I answer your questions in the latest Newcomer mailbag.
The reader mailbag is a regular feature for paying subscribers. You can submit questions here for future mailbags.
Behind the scenes, things at Newcomer are absolutely crazy.
We have a big announcement coming Tuesday.
Meanwhile, I’m going to launch a Newcomer podcast in early March. I’m lining up guests and making preparations for that.
Busy, busy. On to your questions.
How are the VCs thinking about operational support for their portfolio as returns are likely to compress (e.g. less money to go around)?
—An anonymous reader
Well, what else do VCs have to do right now other than support their existing portfolio.
Do you not feel supported?
Given that many VC firms were almost certainly counting on raising more new funds to bring in new management fees to pay their support staff, we will probably see cuts to those services from firms that are slowing their pace of fundraising.
Plus, the venture capitalists aren’t making as many new investments, so they can spend more time helping portfolio companies themselves.
There’s less pressure to offer portfolio company services right now given there’s less competition for deals in the first place.
So yes, I think it’s likely that we’ll see cuts in operational support.
I think there’s also an interesting question afoot as to which firms set aside reserves for their portfolio companies and which ones don’t.
This is when long-term reputations get built.
The founder-friendly VCs will set aside money to keep their existing investments alive through this downturn. And certainly we’re seeing that happen. In my interview with Bessemer’s Jeremy Levine, he warned that we could see a self-reinforcing cycle of investors setting aside reserves. The more each firm sees their rivals holding back funds, the more money a firm needs to hold back for their own portfolio companies.
Of course, it can be hard to decide which portfolio companies are good long-term bets that just need a bridge to a better funding environment and which ones are never going to be able to raise the amount of money they need to see their vision through.
The ruthless VCs will cut their losses and refuse to put good money after bad. How many venture capital dollars should be wasted on a mistake?
I’m not making a moral judgment about either strategy.

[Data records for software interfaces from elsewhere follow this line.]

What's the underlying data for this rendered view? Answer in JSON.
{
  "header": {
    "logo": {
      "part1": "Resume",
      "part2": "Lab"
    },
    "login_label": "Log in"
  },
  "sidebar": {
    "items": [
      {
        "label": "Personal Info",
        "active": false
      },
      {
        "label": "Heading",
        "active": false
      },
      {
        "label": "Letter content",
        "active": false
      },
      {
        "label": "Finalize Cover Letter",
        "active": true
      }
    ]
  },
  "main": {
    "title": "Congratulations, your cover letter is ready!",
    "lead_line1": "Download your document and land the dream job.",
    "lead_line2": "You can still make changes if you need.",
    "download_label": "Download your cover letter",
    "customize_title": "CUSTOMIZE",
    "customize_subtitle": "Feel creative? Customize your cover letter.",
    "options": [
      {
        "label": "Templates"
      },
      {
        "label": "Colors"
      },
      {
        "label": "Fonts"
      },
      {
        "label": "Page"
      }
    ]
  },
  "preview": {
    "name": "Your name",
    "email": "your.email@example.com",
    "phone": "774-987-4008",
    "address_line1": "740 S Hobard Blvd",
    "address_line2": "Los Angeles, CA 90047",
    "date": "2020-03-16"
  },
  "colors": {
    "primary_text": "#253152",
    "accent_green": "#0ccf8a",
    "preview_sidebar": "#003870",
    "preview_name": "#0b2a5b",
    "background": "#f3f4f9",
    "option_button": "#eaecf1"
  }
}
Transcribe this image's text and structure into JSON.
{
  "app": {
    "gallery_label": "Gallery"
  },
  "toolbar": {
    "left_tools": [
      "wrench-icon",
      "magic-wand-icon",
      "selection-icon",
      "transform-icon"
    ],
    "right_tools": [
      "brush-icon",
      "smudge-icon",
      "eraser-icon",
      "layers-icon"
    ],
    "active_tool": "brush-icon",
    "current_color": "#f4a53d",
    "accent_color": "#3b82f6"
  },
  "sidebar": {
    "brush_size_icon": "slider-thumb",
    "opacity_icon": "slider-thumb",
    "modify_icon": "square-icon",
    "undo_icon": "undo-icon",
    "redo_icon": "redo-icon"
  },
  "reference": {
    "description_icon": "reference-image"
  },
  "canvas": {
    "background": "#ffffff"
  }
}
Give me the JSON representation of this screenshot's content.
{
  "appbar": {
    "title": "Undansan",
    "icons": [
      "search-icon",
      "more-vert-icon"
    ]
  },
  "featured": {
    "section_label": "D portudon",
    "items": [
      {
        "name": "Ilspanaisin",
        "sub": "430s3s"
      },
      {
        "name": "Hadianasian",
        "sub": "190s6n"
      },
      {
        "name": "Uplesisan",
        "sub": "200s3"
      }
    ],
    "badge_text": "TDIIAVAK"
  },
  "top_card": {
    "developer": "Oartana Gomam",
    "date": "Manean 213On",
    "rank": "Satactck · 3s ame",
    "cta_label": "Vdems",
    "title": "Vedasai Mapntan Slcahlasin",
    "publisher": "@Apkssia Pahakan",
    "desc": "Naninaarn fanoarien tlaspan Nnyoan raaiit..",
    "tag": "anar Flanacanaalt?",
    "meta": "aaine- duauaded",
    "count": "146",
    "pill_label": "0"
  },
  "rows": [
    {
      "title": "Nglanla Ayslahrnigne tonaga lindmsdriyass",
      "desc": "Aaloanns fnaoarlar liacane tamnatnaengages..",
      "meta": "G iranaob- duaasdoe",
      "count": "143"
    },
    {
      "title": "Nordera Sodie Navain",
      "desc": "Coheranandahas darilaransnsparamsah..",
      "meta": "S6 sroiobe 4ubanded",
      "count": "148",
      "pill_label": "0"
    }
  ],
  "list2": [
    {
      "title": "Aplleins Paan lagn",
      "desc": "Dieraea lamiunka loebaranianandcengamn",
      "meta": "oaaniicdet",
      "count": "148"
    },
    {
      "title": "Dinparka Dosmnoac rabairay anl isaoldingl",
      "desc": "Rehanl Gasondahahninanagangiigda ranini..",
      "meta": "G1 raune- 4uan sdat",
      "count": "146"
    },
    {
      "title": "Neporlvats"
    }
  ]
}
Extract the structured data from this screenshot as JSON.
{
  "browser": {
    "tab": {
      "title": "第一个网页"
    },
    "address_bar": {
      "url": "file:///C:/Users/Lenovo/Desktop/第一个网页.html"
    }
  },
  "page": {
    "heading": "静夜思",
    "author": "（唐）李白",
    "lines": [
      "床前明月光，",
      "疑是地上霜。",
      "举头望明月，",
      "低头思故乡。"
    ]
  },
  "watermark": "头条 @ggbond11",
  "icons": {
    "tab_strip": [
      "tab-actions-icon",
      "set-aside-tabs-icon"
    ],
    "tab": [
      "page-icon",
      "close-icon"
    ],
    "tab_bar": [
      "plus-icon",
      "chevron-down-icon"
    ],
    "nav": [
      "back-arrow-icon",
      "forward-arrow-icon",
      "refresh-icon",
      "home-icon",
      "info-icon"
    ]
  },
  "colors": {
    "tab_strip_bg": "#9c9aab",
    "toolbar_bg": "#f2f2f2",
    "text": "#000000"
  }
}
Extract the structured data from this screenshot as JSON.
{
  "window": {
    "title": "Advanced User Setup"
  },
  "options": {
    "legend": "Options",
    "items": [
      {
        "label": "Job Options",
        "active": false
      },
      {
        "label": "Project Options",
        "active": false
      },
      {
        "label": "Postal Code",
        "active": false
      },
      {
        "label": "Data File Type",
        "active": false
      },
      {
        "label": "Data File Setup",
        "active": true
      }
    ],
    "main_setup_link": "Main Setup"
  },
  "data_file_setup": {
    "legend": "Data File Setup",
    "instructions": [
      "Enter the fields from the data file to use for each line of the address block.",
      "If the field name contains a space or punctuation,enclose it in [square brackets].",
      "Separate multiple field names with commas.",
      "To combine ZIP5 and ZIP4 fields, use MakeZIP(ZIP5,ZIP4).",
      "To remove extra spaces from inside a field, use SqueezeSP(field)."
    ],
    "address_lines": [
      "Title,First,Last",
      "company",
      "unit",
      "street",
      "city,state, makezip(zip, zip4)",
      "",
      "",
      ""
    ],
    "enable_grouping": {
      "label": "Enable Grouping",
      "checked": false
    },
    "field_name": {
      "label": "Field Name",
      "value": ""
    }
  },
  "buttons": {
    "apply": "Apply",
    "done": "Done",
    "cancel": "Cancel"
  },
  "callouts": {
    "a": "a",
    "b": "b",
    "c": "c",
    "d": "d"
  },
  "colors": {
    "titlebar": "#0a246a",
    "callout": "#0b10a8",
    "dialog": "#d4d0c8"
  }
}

Much of the time, putting more money in a company that can’t find support from outside investors is just kicking the can down the round.